ANTARCTICA IS THE COLDEST, WINDIEST, DRIEST spot on our planet and is bathed in darkness six months a year. Not the easiest place for scientists to gather data. But design a robot of sorts to do the job for you and a stream of vital information pours forth 24/7, 365.

That’s precisely what scientists from the Space Science Center, as part of a multi-institutional, collaborative team, have achieved with the successful deployment of the Autonomous Real-time Remote Observatory at Antarctica’s McMurdo Station.

Observatory in Antartica
The Autonomous Real-time Remote Observatory
at McMurdo station in Antarctica.
Photo by Chris Seymour, UNH-EOS
Called ARRO for short, the observatory is a heavily insulated, eight-foot modular cube powered by solar and wind energy. The maintenance-free facility uses only a small bank of batteries and two five-gallon water jugs to act as “phase change material” to store the thermal energy needed to keep things operating.

The observatory sends it’s data back in real-time by passing it off relay-race style to a series of satellites circling the globe like “cell phone towers in space,” says co-investigator for the project, EOS space physicist Marc Lessard. The data stream received via Iridium satellite phone ultimately gets captured by an antenna perched atop Morse Hall almost directly above Lessard’s EOS office.

With darkness now engulfing the South Pole, the observatory is running on the power generated only by three, small wind turbines working in parallel. “It’s down there now chugging away,” says Lessard, who compares the observatory to “The Little Engine That Could” for its ability to keep on keeping on despite hardships.

When the wind dies down and any residual power and heat is used up, the whole unit goes into a state of torpor called “cold soak.” “Everything freezes, and when the wind comes back the whole system powers up again, chugga, chugga, and we start getting data again,” he says.

ARRO is the latest in a generation of observatories that gather data on the interaction of solar wind energy with Earth’s magnetic field lines, which arc high above our atmosphere and connect at both the North and South poles. Gathering such information in Antarctica is significantly more challenging in comparison to the more populated and relatively milder northern polar region.
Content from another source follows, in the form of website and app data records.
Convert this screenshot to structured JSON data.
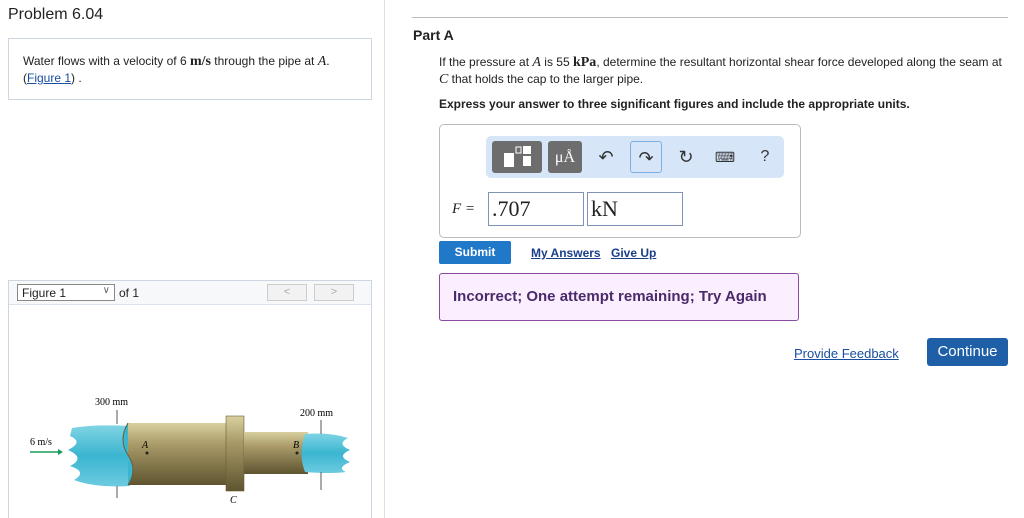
{
  "problem": {
    "title": "Problem 6.04",
    "text_1": "Water flows with a velocity of 6 ",
    "unit": "m/s",
    "text_2": " through the pipe at ",
    "point": "A",
    "text_3": ". (",
    "figure_link": "Figure 1",
    "text_4": ") ."
  },
  "figure": {
    "select_value": "Figure 1",
    "of_label": "of 1",
    "prev": "<",
    "next": ">",
    "labels": {
      "d1": "300 mm",
      "d2": "200 mm",
      "v": "6 m/s",
      "a": "A",
      "b": "B",
      "c": "C"
    }
  },
  "part": {
    "title": "Part A",
    "q1": "If the pressure at ",
    "qA": "A",
    "q2": " is 55 ",
    "qunit": "kPa",
    "q3": ", determine the resultant horizontal shear force developed along the seam at ",
    "qC": "C",
    "q4": " that holds the cap to the larger pipe.",
    "instructions": "Express your answer to three significant figures and include the appropriate units."
  },
  "answer": {
    "label": "F =",
    "value": ".707",
    "units": "kN",
    "units_btn": "μÅ",
    "help": "?"
  },
  "actions": {
    "submit": "Submit",
    "my_answers": "My Answers",
    "give_up": "Give Up"
  },
  "feedback": "Incorrect; One attempt remaining; Try Again",
  "footer": {
    "provide_feedback": "Provide Feedback",
    "continue": "Continue"
  }
}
But, notes Lessard, “The global electrical circuit is incredibly complicated and there are a lot of gaps in our knowledge about how it works. In order to fully understand the phenomena we’re studying, you have to know what happens with the field lines at both the poles.”

by David Sims, Science Writer, Institute for the Study of Earth, Oceans, and Space. Published in Winter 2009 issue of EOS Spheres.